Dataset rows for apps and sites:
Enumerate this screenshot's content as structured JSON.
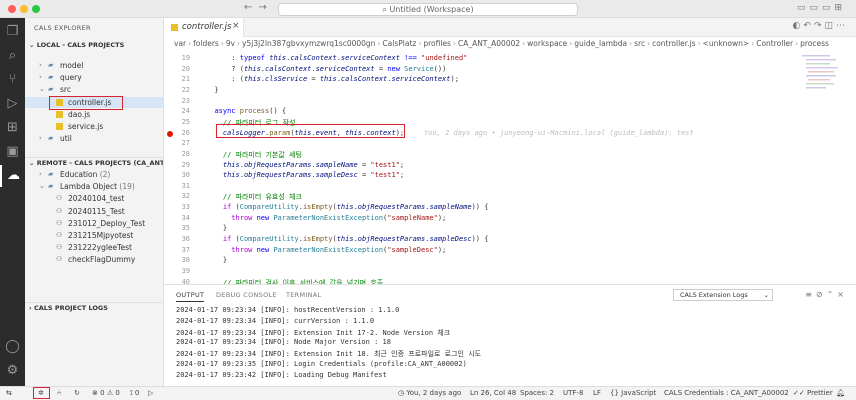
{
  "window": {
    "title": "Untitled (Workspace)",
    "traffic_colors": [
      "#ff5f57",
      "#febc2e",
      "#28c840"
    ]
  },
  "sidebar": {
    "title": "CALS EXPLORER",
    "local_section": {
      "title": "LOCAL - CALS PROJECTS",
      "items": [
        {
          "label": "model",
          "type": "folder",
          "depth": 1
        },
        {
          "label": "query",
          "type": "folder",
          "depth": 1
        },
        {
          "label": "src",
          "type": "folder-open",
          "depth": 1
        },
        {
          "label": "controller.js",
          "type": "js",
          "depth": 2,
          "selected": true
        },
        {
          "label": "dao.js",
          "type": "js",
          "depth": 2
        },
        {
          "label": "service.js",
          "type": "js",
          "depth": 2
        },
        {
          "label": "util",
          "type": "folder",
          "depth": 1
        }
      ]
    },
    "remote_section": {
      "title": "REMOTE - CALS PROJECTS (CA_ANT...",
      "items": [
        {
          "label": "Education",
          "count": "(2)",
          "type": "folder",
          "depth": 1
        },
        {
          "label": "Lambda Object",
          "count": "(19)",
          "type": "folder-open",
          "depth": 1
        },
        {
          "label": "20240104_test",
          "type": "user",
          "depth": 2
        },
        {
          "label": "20240115_Test",
          "type": "user",
          "depth": 2
        },
        {
          "label": "231012_Deploy_Test",
          "type": "user",
          "depth": 2
        },
        {
          "label": "231215Mjpyotest",
          "type": "user",
          "depth": 2
        },
        {
          "label": "231222ygleeTest",
          "type": "user",
          "depth": 2
        },
        {
          "label": "checkFlagDummy",
          "type": "user",
          "depth": 2
        }
      ]
    },
    "logs_section": {
      "title": "CALS PROJECT LOGS"
    }
  },
  "editor": {
    "tab_label": "controller.js",
    "breadcrumb": [
      "var",
      "folders",
      "9v",
      "y5j3j2ln387gbvxymzwrq1sc0000gn",
      "CalsPlatz",
      "profiles",
      "CA_ANT_A00002",
      "workspace",
      "guide_lambda",
      "src",
      "controller.js",
      "<unknown>",
      "Controller",
      "process"
    ],
    "lines": [
      {
        "n": "19",
        "html": "      <span class='c-kw'>:</span> <span class='c-kw'>typeof</span> <span class='c-var'>this</span>.<span class='c-var'>calsContext</span>.<span class='c-var'>serviceContext</span> <span class='c-kw'>!==</span> <span class='c-str'>\"undefined\"</span>"
      },
      {
        "n": "20",
        "html": "      ? (<span class='c-var'>this</span>.<span class='c-var'>calsContext</span>.<span class='c-var'>serviceContext</span> = <span class='c-kw'>new</span> <span class='c-type'>Service</span>())"
      },
      {
        "n": "21",
        "html": "      : (<span class='c-var'>this</span>.<span class='c-var'>clsService</span> = <span class='c-var'>this</span>.<span class='c-var'>calsContext</span>.<span class='c-var'>serviceContext</span>);"
      },
      {
        "n": "22",
        "html": "  }"
      },
      {
        "n": "23",
        "html": ""
      },
      {
        "n": "24",
        "html": "  <span class='c-kw'>async</span> <span class='c-fn'>process</span>() {"
      },
      {
        "n": "25",
        "html": "    <span class='c-cmt'>// 파라미터 로그 작성</span>"
      },
      {
        "n": "26",
        "html": "    <span class='c-var'>calsLogger</span>.<span class='c-fn'>param</span>(<span class='c-var'>this</span>.<span class='c-var'>event</span>, <span class='c-var'>this</span>.<span class='c-var'>context</span>);"
      },
      {
        "n": "27",
        "html": ""
      },
      {
        "n": "28",
        "html": "    <span class='c-cmt'>// 파라미터 기본값 세팅</span>"
      },
      {
        "n": "29",
        "html": "    <span class='c-var'>this</span>.<span class='c-var'>objRequestParams</span>.<span class='c-var'>sampleName</span> = <span class='c-str'>\"test1\"</span>;"
      },
      {
        "n": "30",
        "html": "    <span class='c-var'>this</span>.<span class='c-var'>objRequestParams</span>.<span class='c-var'>sampleDesc</span> = <span class='c-str'>\"test1\"</span>;"
      },
      {
        "n": "31",
        "html": ""
      },
      {
        "n": "32",
        "html": "    <span class='c-cmt'>// 파라미터 유효성 체크</span>"
      },
      {
        "n": "33",
        "html": "    <span class='c-ctl'>if</span> (<span class='c-type'>CompareUtility</span>.<span class='c-fn'>isEmpty</span>(<span class='c-var'>this</span>.<span class='c-var'>objRequestParams</span>.<span class='c-var'>sampleName</span>)) {"
      },
      {
        "n": "34",
        "html": "      <span class='c-ctl'>throw</span> <span class='c-kw'>new</span> <span class='c-type'>ParameterNonExistException</span>(<span class='c-str'>\"sampleName\"</span>);"
      },
      {
        "n": "35",
        "html": "    }"
      },
      {
        "n": "36",
        "html": "    <span class='c-ctl'>if</span> (<span class='c-type'>CompareUtility</span>.<span class='c-fn'>isEmpty</span>(<span class='c-var'>this</span>.<span class='c-var'>objRequestParams</span>.<span class='c-var'>sampleDesc</span>)) {"
      },
      {
        "n": "37",
        "html": "      <span class='c-ctl'>throw</span> <span class='c-kw'>new</span> <span class='c-type'>ParameterNonExistException</span>(<span class='c-str'>\"sampleDesc\"</span>);"
      },
      {
        "n": "38",
        "html": "    }"
      },
      {
        "n": "39",
        "html": ""
      },
      {
        "n": "40",
        "html": "    <span class='c-cmt'>// 파라미터 검사 이후 서비스에 값을 넘기며 호출</span>"
      }
    ],
    "breakpoint_line": "26",
    "blame": "You, 2 days ago • junyeong-ui-Macmini.local (guide_lambda): test"
  },
  "panel": {
    "tabs": [
      "OUTPUT",
      "DEBUG CONSOLE",
      "TERMINAL"
    ],
    "active_tab": "OUTPUT",
    "log_source": "CALS Extension Logs",
    "lines": [
      "2024-01-17 09:23:34 [INFO]: hostRecentVersion : 1.1.0",
      "2024-01-17 09:23:34 [INFO]: currVersion : 1.1.0",
      "2024-01-17 09:23:34 [INFO]: Extension Init 17-2. Node Version 체크",
      "2024-01-17 09:23:34 [INFO]: Node Major Version : 18",
      "2024-01-17 09:23:34 [INFO]: Extension Init 18. 최근 인증 프로파일로 로그인 시도",
      "2024-01-17 09:23:35 [INFO]: Login Credentials (profile:CA_ANT_A00002)",
      "2024-01-17 09:23:42 [INFO]: Loading Debug Manifest"
    ]
  },
  "statusbar": {
    "errors": "0",
    "warnings": "0",
    "ports": "0",
    "git_blame": "You, 2 days ago",
    "cursor": "Ln 26, Col 48",
    "indent": "Spaces: 2",
    "encoding": "UTF-8",
    "eol": "LF",
    "language": "JavaScript",
    "credentials": "CALS Credentials : CA_ANT_A00002",
    "formatter": "Prettier"
  }
}
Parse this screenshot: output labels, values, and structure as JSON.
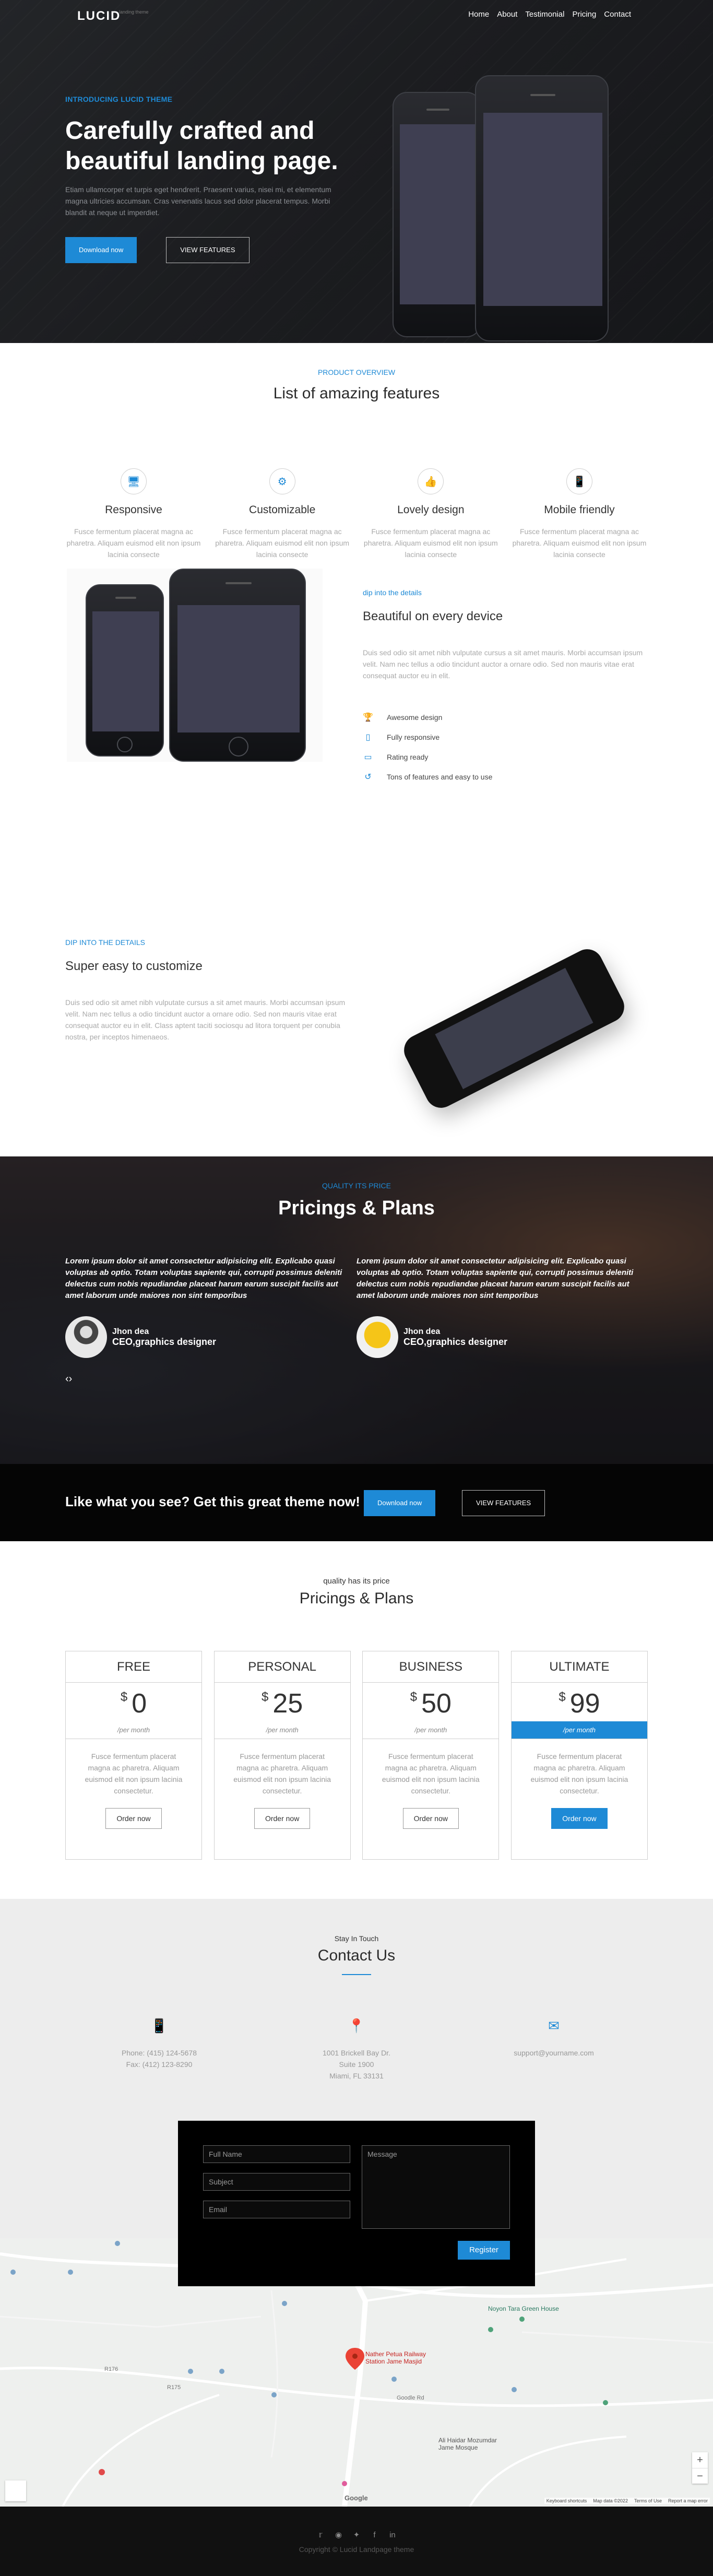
{
  "nav": {
    "logo": "LUCID",
    "logo_sub": "landing theme",
    "items": [
      "Home",
      "About",
      "Testimonial",
      "Pricing",
      "Contact"
    ]
  },
  "hero": {
    "eyebrow": "INTRODUCING LUCID THEME",
    "title_line1": "Carefully crafted and",
    "title_line2": "beautiful landing page.",
    "lead": "Etiam ullamcorper et turpis eget hendrerit. Praesent varius, nisei mi, et elementum magna ultricies accumsan. Cras venenatis lacus sed dolor placerat tempus. Morbi blandit at neque ut imperdiet.",
    "primary_button": "Download now",
    "secondary_button": "VIEW FEATURES"
  },
  "overview": {
    "eyebrow": "PRODUCT OVERVIEW",
    "title": "List of amazing features",
    "features": [
      {
        "icon": "monitor-icon",
        "title": "Responsive",
        "text": "Fusce fermentum placerat magna ac pharetra. Aliquam euismod elit non ipsum lacinia consecte"
      },
      {
        "icon": "gear-icon",
        "title": "Customizable",
        "text": "Fusce fermentum placerat magna ac pharetra. Aliquam euismod elit non ipsum lacinia consecte"
      },
      {
        "icon": "thumbs-up-icon",
        "title": "Lovely design",
        "text": "Fusce fermentum placerat magna ac pharetra. Aliquam euismod elit non ipsum lacinia consecte"
      },
      {
        "icon": "mobile-icon",
        "title": "Mobile friendly",
        "text": "Fusce fermentum placerat magna ac pharetra. Aliquam euismod elit non ipsum lacinia consecte"
      }
    ]
  },
  "detail1": {
    "eyebrow": "dip into the details",
    "title": "Beautiful on every device",
    "text": "Duis sed odio sit amet nibh vulputate cursus a sit amet mauris. Morbi accumsan ipsum velit. Nam nec tellus a odio tincidunt auctor a ornare odio. Sed non mauris vitae erat consequat auctor eu in elit.",
    "list": [
      {
        "icon": "trophy-icon",
        "label": "Awesome design"
      },
      {
        "icon": "mobile-icon",
        "label": "Fully responsive"
      },
      {
        "icon": "monitor-icon",
        "label": "Rating ready"
      },
      {
        "icon": "refresh-icon",
        "label": "Tons of features and easy to use"
      }
    ]
  },
  "detail2": {
    "eyebrow": "DIP INTO THE DETAILS",
    "title": "Super easy to customize",
    "text": "Duis sed odio sit amet nibh vulputate cursus a sit amet mauris. Morbi accumsan ipsum velit. Nam nec tellus a odio tincidunt auctor a ornare odio. Sed non mauris vitae erat consequat auctor eu in elit. Class aptent taciti sociosqu ad litora torquent per conubia nostra, per inceptos himenaeos."
  },
  "testimonial": {
    "eyebrow": "QUALITY ITS PRICE",
    "title": "Pricings & Plans",
    "quotes": [
      {
        "text": "Lorem ipsum dolor sit amet consectetur adipisicing elit. Explicabo quasi voluptas ab optio. Totam voluptas sapiente qui, corrupti possimus deleniti delectus cum nobis repudiandae placeat harum earum suscipit facilis aut amet laborum unde maiores non sint temporibus",
        "name": "Jhon dea",
        "role": "CEO,graphics designer"
      },
      {
        "text": "Lorem ipsum dolor sit amet consectetur adipisicing elit. Explicabo quasi voluptas ab optio. Totam voluptas sapiente qui, corrupti possimus deleniti delectus cum nobis repudiandae placeat harum earum suscipit facilis aut amet laborum unde maiores non sint temporibus",
        "name": "Jhon dea",
        "role": "CEO,graphics designer"
      }
    ],
    "slider_control": "‹›"
  },
  "cta": {
    "title": "Like what you see? Get this great theme now!",
    "primary_button": "Download now",
    "secondary_button": "VIEW FEATURES"
  },
  "pricing": {
    "eyebrow": "quality has its price",
    "title": "Pricings & Plans",
    "plans": [
      {
        "name": "FREE",
        "currency": "$",
        "amount": "0",
        "period": "/per month",
        "text": "Fusce fermentum placerat magna ac pharetra. Aliquam euismod elit non ipsum lacinia consectetur.",
        "button": "Order now"
      },
      {
        "name": "PERSONAL",
        "currency": "$",
        "amount": "25",
        "period": "/per month",
        "text": "Fusce fermentum placerat magna ac pharetra. Aliquam euismod elit non ipsum lacinia consectetur.",
        "button": "Order now"
      },
      {
        "name": "BUSINESS",
        "currency": "$",
        "amount": "50",
        "period": "/per month",
        "text": "Fusce fermentum placerat magna ac pharetra. Aliquam euismod elit non ipsum lacinia consectetur.",
        "button": "Order now"
      },
      {
        "name": "ULTIMATE",
        "currency": "$",
        "amount": "99",
        "period": "/per month",
        "text": "Fusce fermentum placerat magna ac pharetra. Aliquam euismod elit non ipsum lacinia consectetur.",
        "button": "Order now"
      }
    ]
  },
  "contact": {
    "eyebrow": "Stay In Touch",
    "title": "Contact Us",
    "phone_lines": [
      "Phone: (415) 124-5678",
      "Fax: (412) 123-8290"
    ],
    "address_lines": [
      "1001 Brickell Bay Dr.",
      "Suite 1900",
      "Miami, FL 33131"
    ],
    "email": "support@yourname.com",
    "form": {
      "name_placeholder": "Full Name",
      "subject_placeholder": "Subject",
      "email_placeholder": "Email",
      "message_placeholder": "Message",
      "submit": "Register"
    }
  },
  "map": {
    "labels": [
      "Noyon Tara Green House",
      "Nather Petua Railway Station Jame Masjid",
      "Ali Haidar Mozumdar Jame Mosque",
      "Goodle Rd",
      "R176",
      "R175"
    ],
    "zoom_in": "+",
    "zoom_out": "−",
    "google": "Google",
    "attribution": [
      "Keyboard shortcuts",
      "Map data ©2022",
      "Terms of Use",
      "Report a map error"
    ]
  },
  "footer": {
    "social_icons": [
      "twitter-icon",
      "github-icon",
      "twitter-icon",
      "facebook-icon",
      "linkedin-icon"
    ],
    "copyright": "Copyright © Lucid Landpage theme"
  },
  "colors": {
    "accent": "#1e8ad6",
    "dark": "#050505",
    "light_bg": "#ededed"
  }
}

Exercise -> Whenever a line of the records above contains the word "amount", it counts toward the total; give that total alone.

Reply to the exercise -> 4